August 20 2014 Latest news:
Friday, April 25, 2014
Government measures launched as a “massive opportunity” for communities to protect vital amenities have received no responses in Suffolk.
None of the county’s local authorities have received any bids from voluntary organisations seeking to takeover services under the Community Right to Challenge scheme (CRTC) since its launch in June 2012.
Introduced as “another leap towards localism” by Communities Secretary Eric Pickles, CRTC was intended to transform the way local services are run by opening them up to the voluntary sector, putting control back “at the heart of our villages, towns and cities”.

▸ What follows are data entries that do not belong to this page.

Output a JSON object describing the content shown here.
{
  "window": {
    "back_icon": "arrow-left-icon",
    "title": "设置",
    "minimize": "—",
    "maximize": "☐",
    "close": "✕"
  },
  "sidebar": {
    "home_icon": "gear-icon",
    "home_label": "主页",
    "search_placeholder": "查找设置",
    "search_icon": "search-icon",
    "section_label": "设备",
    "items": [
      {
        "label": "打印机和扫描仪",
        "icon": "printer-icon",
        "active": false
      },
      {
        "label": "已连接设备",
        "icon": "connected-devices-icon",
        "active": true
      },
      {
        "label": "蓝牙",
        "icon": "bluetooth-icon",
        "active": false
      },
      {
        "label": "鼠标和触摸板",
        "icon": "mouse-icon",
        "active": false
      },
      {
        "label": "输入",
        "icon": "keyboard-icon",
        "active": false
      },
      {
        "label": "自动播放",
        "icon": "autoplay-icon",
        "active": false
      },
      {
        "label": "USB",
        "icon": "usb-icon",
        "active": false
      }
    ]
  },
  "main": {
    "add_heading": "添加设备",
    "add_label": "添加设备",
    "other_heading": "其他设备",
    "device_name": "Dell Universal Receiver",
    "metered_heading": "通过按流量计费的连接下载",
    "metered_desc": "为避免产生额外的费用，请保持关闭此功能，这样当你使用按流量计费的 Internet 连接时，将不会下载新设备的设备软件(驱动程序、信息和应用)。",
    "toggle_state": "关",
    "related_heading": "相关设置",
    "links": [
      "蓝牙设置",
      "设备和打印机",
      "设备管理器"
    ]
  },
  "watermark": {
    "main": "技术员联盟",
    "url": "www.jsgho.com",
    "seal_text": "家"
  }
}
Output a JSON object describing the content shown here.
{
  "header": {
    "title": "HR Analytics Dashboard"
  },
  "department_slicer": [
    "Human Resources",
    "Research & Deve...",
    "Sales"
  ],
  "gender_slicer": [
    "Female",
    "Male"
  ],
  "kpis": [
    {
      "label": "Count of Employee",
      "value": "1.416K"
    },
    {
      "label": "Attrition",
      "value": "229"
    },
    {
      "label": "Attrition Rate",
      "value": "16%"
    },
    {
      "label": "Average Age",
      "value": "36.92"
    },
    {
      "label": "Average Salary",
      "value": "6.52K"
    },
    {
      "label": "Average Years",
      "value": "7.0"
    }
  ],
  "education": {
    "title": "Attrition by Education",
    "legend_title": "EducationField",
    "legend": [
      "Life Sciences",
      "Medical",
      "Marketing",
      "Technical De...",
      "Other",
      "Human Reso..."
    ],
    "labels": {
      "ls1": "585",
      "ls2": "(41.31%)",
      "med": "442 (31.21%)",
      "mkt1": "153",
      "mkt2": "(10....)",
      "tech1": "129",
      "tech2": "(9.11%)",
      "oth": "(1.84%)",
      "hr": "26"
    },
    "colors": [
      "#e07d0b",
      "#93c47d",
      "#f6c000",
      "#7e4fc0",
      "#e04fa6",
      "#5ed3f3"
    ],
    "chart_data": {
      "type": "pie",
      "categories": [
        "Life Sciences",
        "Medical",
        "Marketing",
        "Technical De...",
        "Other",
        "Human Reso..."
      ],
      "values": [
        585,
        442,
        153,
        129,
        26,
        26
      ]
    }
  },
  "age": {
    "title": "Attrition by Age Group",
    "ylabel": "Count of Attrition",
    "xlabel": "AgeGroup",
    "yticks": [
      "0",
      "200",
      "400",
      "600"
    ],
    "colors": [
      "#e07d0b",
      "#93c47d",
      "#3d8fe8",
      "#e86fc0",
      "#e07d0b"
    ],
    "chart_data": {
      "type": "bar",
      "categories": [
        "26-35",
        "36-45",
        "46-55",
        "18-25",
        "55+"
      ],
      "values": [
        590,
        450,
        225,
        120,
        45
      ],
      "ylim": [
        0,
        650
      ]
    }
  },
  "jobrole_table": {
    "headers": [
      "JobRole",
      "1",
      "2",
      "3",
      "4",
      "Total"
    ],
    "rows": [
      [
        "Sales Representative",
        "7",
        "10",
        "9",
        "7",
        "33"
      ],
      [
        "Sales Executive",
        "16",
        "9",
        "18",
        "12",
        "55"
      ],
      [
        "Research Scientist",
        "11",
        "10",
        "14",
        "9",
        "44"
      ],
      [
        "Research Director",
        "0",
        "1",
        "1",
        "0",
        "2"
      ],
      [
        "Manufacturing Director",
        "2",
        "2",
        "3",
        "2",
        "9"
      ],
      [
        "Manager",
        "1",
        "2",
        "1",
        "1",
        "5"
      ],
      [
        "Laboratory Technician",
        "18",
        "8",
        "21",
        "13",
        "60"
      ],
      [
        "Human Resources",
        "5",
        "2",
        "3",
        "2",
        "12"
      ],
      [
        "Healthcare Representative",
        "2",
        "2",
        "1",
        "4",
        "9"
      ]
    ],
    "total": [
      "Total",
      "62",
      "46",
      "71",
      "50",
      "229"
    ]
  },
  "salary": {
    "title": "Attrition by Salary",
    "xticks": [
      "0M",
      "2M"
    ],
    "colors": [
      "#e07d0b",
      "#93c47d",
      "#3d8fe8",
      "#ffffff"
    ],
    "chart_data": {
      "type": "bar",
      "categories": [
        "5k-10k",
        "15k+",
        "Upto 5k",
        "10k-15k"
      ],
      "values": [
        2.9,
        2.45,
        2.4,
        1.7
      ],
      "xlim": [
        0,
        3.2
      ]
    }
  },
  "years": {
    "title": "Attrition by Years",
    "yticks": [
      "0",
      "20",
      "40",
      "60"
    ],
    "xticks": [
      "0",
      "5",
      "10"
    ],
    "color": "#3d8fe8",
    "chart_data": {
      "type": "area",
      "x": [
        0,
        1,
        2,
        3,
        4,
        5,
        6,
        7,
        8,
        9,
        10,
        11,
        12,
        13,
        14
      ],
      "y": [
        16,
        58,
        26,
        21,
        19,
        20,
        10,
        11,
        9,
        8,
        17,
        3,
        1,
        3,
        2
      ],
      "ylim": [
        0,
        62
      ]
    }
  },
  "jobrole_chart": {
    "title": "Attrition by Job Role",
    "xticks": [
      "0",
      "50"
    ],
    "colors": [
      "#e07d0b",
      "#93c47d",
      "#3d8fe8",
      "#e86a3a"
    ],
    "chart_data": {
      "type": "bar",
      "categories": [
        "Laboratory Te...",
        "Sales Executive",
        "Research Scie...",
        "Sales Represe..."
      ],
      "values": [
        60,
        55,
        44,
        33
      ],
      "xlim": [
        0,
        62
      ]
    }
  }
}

In Suffolk, however, community representatives claim that while there are many “really active” organisations working across the county, their efforts have focused on protecting threatened services – such as youth groups and libraries – which has left little time to plan takeovers of others.
Christine Abraham, deputy chief executive with Community Action Suffolk, said the response had been “reactive rather than proactive”.
“We’ve got some really active communities in Suffolk who have made great examples of taking on services although they have not gone through the formal process of Community Right to Challenge,” she said.
“It’s not until communities are facing the threat of losing a service that they seem to respond.”
Despite the lack of uptake so far, Ms Abraham believes there is “some real potential” in the scheme and is planning an event later this year to raise awareness about its opportunities.
John O’Connell of the TaxPayers’ Alliance, said he supported the Government’s drive to make services more efficient through competition, however he questioned whether a “fiddly scheme” was the way to achieve that.
Communities Minister Stephen Williams has defended the scheme as “an important part of the Government’s aim to build a fairer society by shifting power from Whitehall to councils and beyond, to citizens and communities”.
Mr Williams said that nationally more than 30 charities or social enterprises had so far placed bids to run local services, with “many more” being helped to develop ideas.